Navigating the food choices at holiday parties can be a challenge for nutrition-conscious people. Here are a few general strategies and specific ideas to enjoy a healthy holiday.
Don’t arrive hungry.
Although it can be tempting to skimp on breakfast and lunch to “save up your calories” for a party, this strategy almost always backfires. Eat balanced meals and avoid arriving hungry, or you risk overindulging in high-calorie party foods.
Fill half your plate with fruits and vegetables.
Fruits and vegetables are packed with nutrition, but low in calories. When you fill up on fruits and vegetables, it’s easier to moderate the amount of higher-calorie foods you eat. This is a good habit to adopt not only around the holidays, but year-round for good health.
Not all holiday foods are created equal. Here are some common holiday foods and better choices to avoid packing on the pounds.
- Instead of egg nog (350 calories), choose sugar-free hot chocolate (25 calories). Packets of sugar-free or “diet” hot chocolate are available at most grocery stores. Skip the whipped cream though, or you’ll add 150 calories.
- Instead of mixed drinks (250+ calories), choose light beer, red wine or champagne (100 calories). Keep in mind that alcohol lowers your inhibitions, making moderation at dinner more challenging. After 0-2 alcoholic drinks, switch to calorie-free beverages.
- Instead of crab cakes (400 calories), choose shrimp cocktail (150 calories). In general, appetizers that are fried soak up a lot of oil, and calories along with it. Stick to appetizers that are steamed, baked, grilled or fresh.
- Instead of chips and dip (290 calories), choose vegetables and hummus (75 calories). Salsa is another excellent low-calorie dip choice.
- Instead of prime rib (600 calories), choose grilled salmon, beef tenderloin, or roasted turkey breast without the skin (180 calories). The proper serving size for meat is 4 oz, or about the size of the palm of your hand (fingers not included!)
- Instead of traditionally prepared stuffing or mashed potatoes (300+ calories), find recipes with lighter versions online (150 calories). Hidden ingredients like butter and turkey drippings add unnecessary calories.
- Instead of pecan pie or cheesecake (600 calories), choose pumpkin pie and leave off the crust (150 calories). Another good strategy is to share your favorite dessert with a friend.
The holidays are a time for celebration, so plan to enjoy small amounts of your favorite holiday foods.
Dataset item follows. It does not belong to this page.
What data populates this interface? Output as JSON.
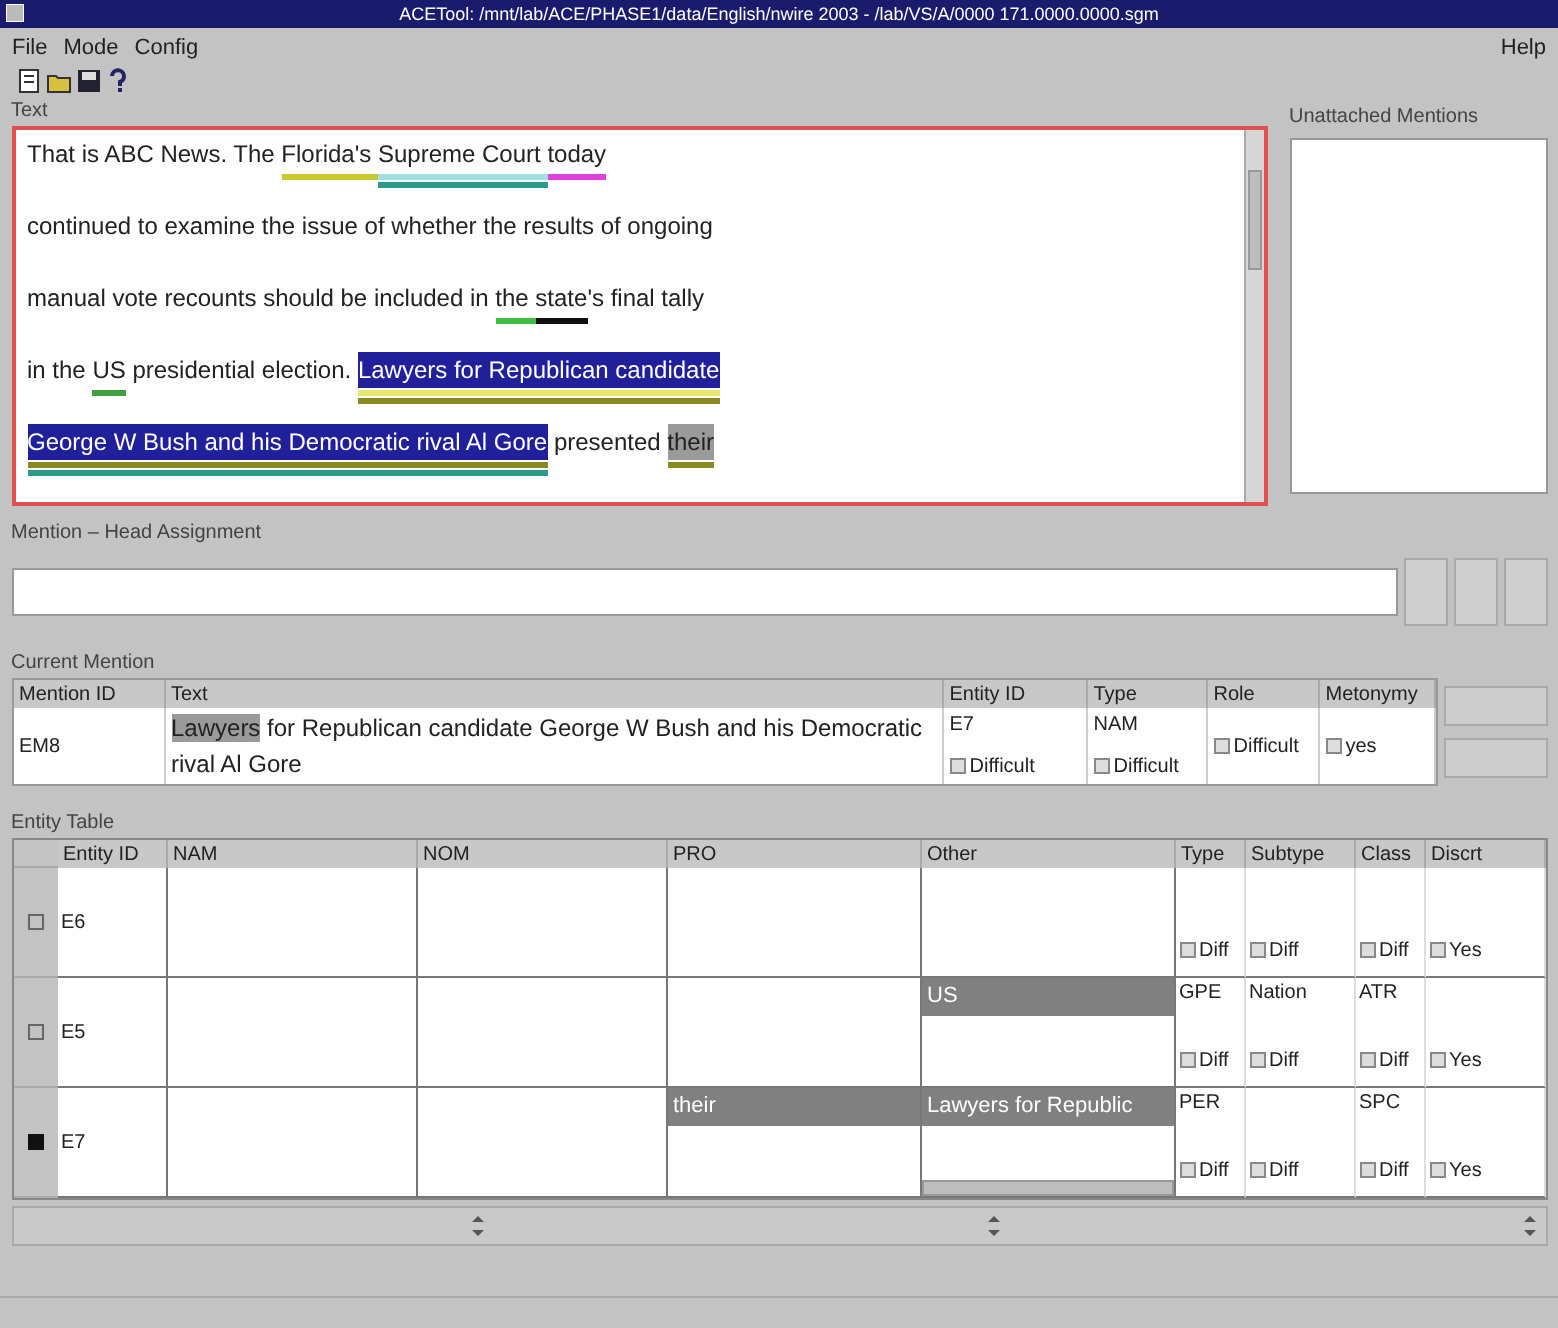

Balance them out with a few of these healthful strategies, and you can relax and enjoy the holidays without worrying about packing on the pounds.
This article was originally written for Comstock’s Magazine, the premier monthly business publication in California’s Capital Region.